We are still missing one step. It will interest you to know that all API Route handler functions, by default, provide us with middleware under the hood that automatically parses the contents of the request body, cookies, and queries. This means that by default, we don't consume the raw request body stream, and we need that because the Multer middleware is supposed to parse files contained in the raw, unadulterated request object. Thankfully, API routes also provide us with a config object that allows us to modify the settings to fit our needs.

Add the following to the end of the upload.js file:

1export const config = {
2 api: {
3 bodyParser: false,
4 },
5};

This disables body parsing and allows our handler function access to the raw stream of the request body.

Building the Frontend

We are now done with the Backend. Let's build a simple UI to interact with it. Add the following to your pages/index.js file:

1import { useState } from "react";
2import axios from "axios";
3
4export default function IndexPage() {
5 const [loading, setLoading] = useState(false);
6 const [res, setRes] = useState({});
7 const [file, setFile] = useState(null);
8 const handleSelectFile = (e) => setFile(e.target.files[0]);
9 const uploadFile = async (e) => {
10 setLoading(true);
11 e.preventDefault();
12 const data = new FormData();
13 console.log(file);
14 data.set("sample_file", file);
15 try {
16 const res = await axios.post("/api/upload", data);
17 setRes(res.data);
18 } catch (error) {
19 console.log(error);
20 } finally {
21 setLoading(false);
22 }
23 };
24 return (
25 <div className="App">
26 <label htmlFor="file" className="btn-grey">
27 {" "}
28 select file
29 </label>
30 <input
31 id="file"
32 type="file"
33 onChange={handleSelectFile}
34 multiple={false}
35 />
36 {file && <p className="file_name">{file.name}</p>}
37 <code>
38 {Object.keys(res).map(
39 (key) =>
40 key && (
41 <p className="output-item" key={key}>
42 <span>{key}:</span>
43 <span>
44 {typeof res[key] === "object" ? "object" : res[key]}
45 </span>
46 </p>
47 )
48 )}
49 </code>
50 {file && (
51 <>
52 <button className="btn-green" onClick={uploadFile}>
53 {loading ? "uploading..." : "upload to Cloudinary"}
54 </button>
55 </>
56 )}
57 </div>
58 );
59}

This component is relatively straightforward; it simply allows the user to select a file from their computer and provides them with a button to upload the file and display the result.
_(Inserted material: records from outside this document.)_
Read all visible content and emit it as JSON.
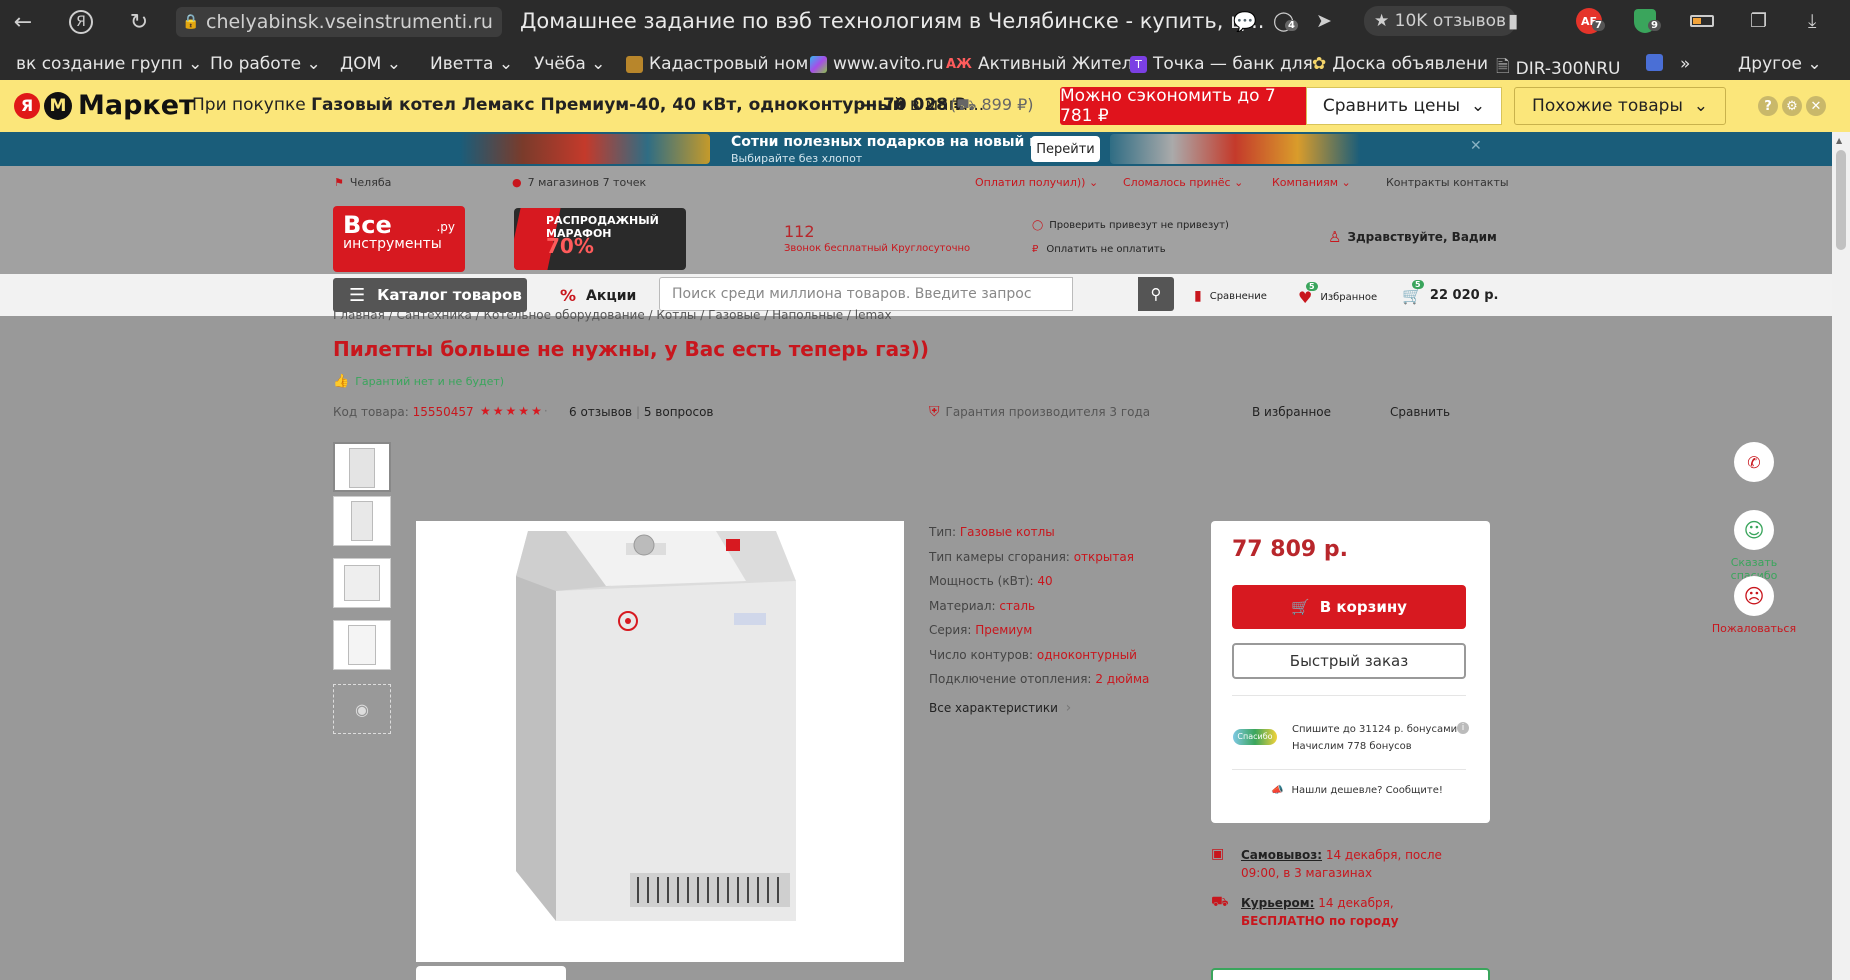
{
  "browser": {
    "url": "chelyabinsk.vseinstrumenti.ru",
    "tab_title": "Домашнее задание по вэб технологиям в Челябинске - купить, ц...",
    "reviews_btn": "10K отзывов",
    "badges": {
      "ext1": "4",
      "ae": "7",
      "ext2": "9"
    },
    "bookmarks": [
      "вк создание групп",
      "По работе",
      "ДОМ",
      "Иветта",
      "Учёба",
      "Кадастровый ном",
      "www.avito.ru",
      "Активный Жител",
      "Точка — банк для",
      "Доска объявлени",
      "DIR-300NRU",
      "Другое"
    ]
  },
  "market": {
    "brand": "Маркет",
    "text_prefix": "При покупке",
    "text_product": "Газовый котел Лемакс Премиум-40, 40 кВт, одноконтурный",
    "text_suffix": "в мага...",
    "price": "— 70 028 ₽",
    "delivery": "899 ₽)",
    "save_btn": "Можно сэкономить до 7 781 ₽",
    "compare_btn": "Сравнить цены",
    "similar_btn": "Похожие товары"
  },
  "banner": {
    "title": "Сотни полезных подарков на новый год",
    "subtitle": "Выбирайте без хлопот",
    "button": "Перейти"
  },
  "topline": {
    "city": "Челяба",
    "stores": "7 магазинов 7 точек",
    "links": [
      "Оплатил получил))",
      "Сломалось принёс",
      "Компаниям",
      "Контракты контакты"
    ]
  },
  "header": {
    "logo_line1": "Все",
    "logo_line2": "инструменты",
    "logo_ru": ".ру",
    "promo_line1": "РАСПРОДАЖНЫЙ",
    "promo_line2": "МАРАФОН",
    "promo_pct": "70%",
    "phone": "112",
    "phone_note": "Звонок бесплатный Круглосуточно",
    "check": "Проверить привезут не привезут)",
    "pay": "Оплатить не оплатить",
    "greeting": "Здравствуйте, Вадим"
  },
  "nav": {
    "catalog": "Каталог товаров",
    "promo": "Акции",
    "search_placeholder": "Поиск среди миллиона товаров. Введите запрос",
    "compare": "Сравнение",
    "favorites": "Избранное",
    "fav_count": "5",
    "cart_count": "5",
    "cart_total": "22 020 р."
  },
  "product": {
    "breadcrumb": "Главная / Сантехника / Котельное оборудование / Котлы / Газовые / Напольные / lemax",
    "title": "Пилетты больше не нужны, у Вас есть теперь газ))",
    "guarantee_note": "Гарантий нет и не будет)",
    "code_label": "Код товара:",
    "code": "15550457",
    "rating": 5,
    "reviews": "6 отзывов",
    "questions": "5 вопросов",
    "warranty": "Гарантия производителя 3 года",
    "to_favorites": "В избранное",
    "compare": "Сравнить",
    "specs": [
      {
        "label": "Тип:",
        "value": "Газовые котлы"
      },
      {
        "label": "Тип камеры сгорания:",
        "value": "открытая"
      },
      {
        "label": "Мощность (кВт):",
        "value": "40"
      },
      {
        "label": "Материал:",
        "value": "сталь"
      },
      {
        "label": "Серия:",
        "value": "Премиум"
      },
      {
        "label": "Число контуров:",
        "value": "одноконтурный"
      },
      {
        "label": "Подключение отопления:",
        "value": "2 дюйма"
      }
    ],
    "all_specs": "Все характеристики",
    "price": "77 809 р.",
    "to_cart": "В корзину",
    "quick_order": "Быстрый заказ",
    "spasibo_logo": "Спасибо",
    "bonus_line1": "Спишите до 31124 р. бонусами",
    "bonus_line2": "Начислим 778 бонусов",
    "cheaper": "Нашли дешевле? Сообщите!",
    "pickup_label": "Самовывоз:",
    "pickup_value": "14 декабря, после 09:00, в 3 магазинах",
    "courier_label": "Курьером:",
    "courier_date": "14 декабря,",
    "courier_free": "БЕСПЛАТНО по городу"
  },
  "floating": {
    "thanks": "Сказать спасибо",
    "complain": "Пожаловаться"
  }
}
The centerpiece of this component is the function we call uploadFile, which does the file uploading via the following steps:

  • It starts by using the FormData API to construct key-value pairs that represent the request payload. Since our payload is only the selected file, we define a key called sample_file with a value that points to the selected file. Notice that this key matches the one we defined when we earlier set up Multer on our API route. Multer only parses request payload that has an encoding of multipart/form-data, and by using the FormData API, this is automatically set for us in the request headers.
  • Next, it makes an HTTP request to our API route and passes the file as the payload. If the request succeeds, it stores the response in a state variable which is then iterated upon and rendered to the screen.

Start your application on http://localhost:3000/ with the following command:

1npm run dev

Once the app is up and running, you should be able to select a file, upload it and see the response displayed.

Find the complete project here on GitHub.

Conclusion

This tutorial walks you through using additional middleware within API routes. We saw how to parse files using Multer before uploading. Your API routes may require more logic to handle other specific concerns as your application grows in sophistication and requirements.

Resources you may find helpful:

Ifeoma Imoh

Software Developer

Ifeoma is a software developer and technical content creator in love with all things JavaScript.